Content starts

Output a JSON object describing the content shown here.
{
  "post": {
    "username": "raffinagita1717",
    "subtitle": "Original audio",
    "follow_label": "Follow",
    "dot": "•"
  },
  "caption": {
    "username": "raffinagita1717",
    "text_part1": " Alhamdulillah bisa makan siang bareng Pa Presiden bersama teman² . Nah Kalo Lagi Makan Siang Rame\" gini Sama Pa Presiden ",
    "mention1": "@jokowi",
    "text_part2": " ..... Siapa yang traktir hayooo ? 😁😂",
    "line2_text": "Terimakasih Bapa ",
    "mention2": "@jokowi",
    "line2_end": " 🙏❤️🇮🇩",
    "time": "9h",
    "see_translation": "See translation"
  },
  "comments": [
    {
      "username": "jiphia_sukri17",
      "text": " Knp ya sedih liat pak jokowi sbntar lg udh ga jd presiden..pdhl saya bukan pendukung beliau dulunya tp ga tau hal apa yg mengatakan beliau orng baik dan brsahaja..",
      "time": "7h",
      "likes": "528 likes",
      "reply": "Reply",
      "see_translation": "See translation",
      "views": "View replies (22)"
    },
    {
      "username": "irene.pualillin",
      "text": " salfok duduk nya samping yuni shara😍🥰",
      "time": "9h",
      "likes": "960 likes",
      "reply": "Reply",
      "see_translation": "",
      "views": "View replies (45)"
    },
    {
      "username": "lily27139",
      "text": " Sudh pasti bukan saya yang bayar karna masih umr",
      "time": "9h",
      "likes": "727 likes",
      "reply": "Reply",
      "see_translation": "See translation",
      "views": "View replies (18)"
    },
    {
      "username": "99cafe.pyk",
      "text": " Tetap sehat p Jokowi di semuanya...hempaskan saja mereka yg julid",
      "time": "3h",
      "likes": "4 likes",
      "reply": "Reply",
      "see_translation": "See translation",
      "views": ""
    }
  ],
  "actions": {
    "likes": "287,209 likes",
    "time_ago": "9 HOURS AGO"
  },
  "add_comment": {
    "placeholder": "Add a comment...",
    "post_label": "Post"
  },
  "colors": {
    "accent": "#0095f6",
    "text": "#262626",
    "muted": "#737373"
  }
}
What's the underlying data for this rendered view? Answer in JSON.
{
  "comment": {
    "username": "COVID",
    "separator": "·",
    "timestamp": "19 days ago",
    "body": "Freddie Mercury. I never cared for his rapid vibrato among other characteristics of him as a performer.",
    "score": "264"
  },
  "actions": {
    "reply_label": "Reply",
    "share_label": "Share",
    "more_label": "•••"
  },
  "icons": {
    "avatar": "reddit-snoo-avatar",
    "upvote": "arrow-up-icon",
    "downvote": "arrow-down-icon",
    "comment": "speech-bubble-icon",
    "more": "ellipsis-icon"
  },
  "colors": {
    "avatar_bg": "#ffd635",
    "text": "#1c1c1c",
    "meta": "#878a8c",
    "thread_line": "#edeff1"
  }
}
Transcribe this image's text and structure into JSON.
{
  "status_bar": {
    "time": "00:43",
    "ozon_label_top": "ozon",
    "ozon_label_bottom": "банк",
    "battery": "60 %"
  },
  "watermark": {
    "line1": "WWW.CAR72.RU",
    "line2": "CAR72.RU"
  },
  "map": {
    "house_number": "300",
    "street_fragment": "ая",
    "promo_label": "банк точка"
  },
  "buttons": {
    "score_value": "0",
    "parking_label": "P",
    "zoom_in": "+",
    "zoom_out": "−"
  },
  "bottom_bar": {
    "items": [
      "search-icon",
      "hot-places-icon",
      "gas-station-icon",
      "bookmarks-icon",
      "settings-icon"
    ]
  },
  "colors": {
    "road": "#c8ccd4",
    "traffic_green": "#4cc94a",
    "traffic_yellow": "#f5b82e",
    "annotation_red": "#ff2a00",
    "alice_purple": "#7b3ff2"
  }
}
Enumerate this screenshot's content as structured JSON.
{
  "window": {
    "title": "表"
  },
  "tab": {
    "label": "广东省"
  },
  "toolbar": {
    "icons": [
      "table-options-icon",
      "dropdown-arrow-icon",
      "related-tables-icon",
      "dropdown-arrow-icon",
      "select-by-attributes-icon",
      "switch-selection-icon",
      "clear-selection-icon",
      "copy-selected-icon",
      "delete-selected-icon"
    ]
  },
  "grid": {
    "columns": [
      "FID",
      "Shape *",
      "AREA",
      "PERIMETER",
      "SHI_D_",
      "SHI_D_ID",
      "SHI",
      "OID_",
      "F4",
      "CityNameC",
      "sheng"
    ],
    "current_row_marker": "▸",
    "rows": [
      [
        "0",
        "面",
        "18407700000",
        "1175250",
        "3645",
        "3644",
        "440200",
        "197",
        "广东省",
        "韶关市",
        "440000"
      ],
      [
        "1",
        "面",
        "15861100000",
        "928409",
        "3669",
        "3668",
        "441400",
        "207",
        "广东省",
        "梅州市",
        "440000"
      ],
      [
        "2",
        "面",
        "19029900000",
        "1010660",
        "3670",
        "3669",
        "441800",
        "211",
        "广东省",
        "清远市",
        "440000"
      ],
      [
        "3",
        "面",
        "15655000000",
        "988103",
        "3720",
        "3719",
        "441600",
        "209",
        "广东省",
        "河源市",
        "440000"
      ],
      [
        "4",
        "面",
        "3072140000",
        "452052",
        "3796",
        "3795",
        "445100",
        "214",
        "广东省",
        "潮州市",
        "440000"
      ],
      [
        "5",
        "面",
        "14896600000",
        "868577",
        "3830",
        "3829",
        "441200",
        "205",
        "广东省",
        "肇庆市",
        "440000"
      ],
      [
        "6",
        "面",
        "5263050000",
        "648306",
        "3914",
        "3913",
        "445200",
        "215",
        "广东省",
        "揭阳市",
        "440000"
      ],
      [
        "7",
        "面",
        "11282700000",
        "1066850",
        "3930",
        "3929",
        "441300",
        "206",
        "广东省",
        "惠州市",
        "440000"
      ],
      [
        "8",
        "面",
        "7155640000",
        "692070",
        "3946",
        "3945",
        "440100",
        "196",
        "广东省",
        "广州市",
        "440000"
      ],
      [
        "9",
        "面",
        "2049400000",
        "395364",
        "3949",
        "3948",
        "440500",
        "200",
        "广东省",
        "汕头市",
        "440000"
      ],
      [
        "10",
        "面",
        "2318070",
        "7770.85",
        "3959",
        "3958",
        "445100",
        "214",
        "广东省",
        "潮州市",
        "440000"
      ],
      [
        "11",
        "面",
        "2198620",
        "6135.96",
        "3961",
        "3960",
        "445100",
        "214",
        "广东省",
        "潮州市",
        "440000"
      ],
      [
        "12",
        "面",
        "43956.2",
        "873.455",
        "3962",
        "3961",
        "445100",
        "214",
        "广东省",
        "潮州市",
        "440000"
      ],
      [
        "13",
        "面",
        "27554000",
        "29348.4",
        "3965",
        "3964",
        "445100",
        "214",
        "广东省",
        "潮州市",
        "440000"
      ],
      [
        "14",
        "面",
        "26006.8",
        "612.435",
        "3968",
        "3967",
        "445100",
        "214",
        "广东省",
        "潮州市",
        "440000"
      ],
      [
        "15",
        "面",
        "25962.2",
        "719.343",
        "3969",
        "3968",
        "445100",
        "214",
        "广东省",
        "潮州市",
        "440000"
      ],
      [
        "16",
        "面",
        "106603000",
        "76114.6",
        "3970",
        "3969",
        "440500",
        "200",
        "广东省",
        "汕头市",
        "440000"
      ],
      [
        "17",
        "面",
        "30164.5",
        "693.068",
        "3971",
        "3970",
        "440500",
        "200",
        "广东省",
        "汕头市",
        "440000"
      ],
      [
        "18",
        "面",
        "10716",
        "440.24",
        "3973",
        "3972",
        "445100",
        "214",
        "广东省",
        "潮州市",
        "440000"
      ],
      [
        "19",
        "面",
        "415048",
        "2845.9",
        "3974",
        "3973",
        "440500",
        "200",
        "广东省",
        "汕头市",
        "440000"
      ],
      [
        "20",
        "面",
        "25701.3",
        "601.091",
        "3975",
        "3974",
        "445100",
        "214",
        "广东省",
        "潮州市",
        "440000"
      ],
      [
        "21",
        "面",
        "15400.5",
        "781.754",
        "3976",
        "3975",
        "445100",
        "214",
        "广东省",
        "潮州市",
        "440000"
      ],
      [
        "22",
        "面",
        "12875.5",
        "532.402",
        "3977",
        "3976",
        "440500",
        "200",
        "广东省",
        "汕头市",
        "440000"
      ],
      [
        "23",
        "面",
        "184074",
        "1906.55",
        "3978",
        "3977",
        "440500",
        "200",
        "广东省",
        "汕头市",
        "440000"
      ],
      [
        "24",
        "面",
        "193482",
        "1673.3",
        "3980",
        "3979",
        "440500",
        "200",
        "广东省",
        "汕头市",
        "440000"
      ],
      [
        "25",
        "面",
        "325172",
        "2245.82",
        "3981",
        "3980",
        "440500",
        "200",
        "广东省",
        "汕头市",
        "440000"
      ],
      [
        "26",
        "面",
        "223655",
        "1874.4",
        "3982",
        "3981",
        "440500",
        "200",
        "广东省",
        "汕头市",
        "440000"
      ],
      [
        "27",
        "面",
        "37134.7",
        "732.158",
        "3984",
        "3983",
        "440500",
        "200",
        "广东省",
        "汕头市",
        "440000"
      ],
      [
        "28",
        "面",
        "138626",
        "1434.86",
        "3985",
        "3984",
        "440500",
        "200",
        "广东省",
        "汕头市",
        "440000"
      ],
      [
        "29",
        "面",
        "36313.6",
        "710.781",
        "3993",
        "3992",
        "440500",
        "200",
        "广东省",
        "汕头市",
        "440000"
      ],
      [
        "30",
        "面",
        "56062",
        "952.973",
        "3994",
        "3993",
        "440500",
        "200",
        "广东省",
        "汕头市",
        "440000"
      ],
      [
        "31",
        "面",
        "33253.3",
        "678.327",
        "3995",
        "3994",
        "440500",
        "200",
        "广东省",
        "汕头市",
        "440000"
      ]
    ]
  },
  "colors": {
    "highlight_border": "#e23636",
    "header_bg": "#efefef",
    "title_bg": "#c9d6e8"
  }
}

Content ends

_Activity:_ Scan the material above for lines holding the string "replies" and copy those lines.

_Exercise output:_
      "views": "View replies (22)"
      "views": "View replies (45)"
      "views": "View replies (18)"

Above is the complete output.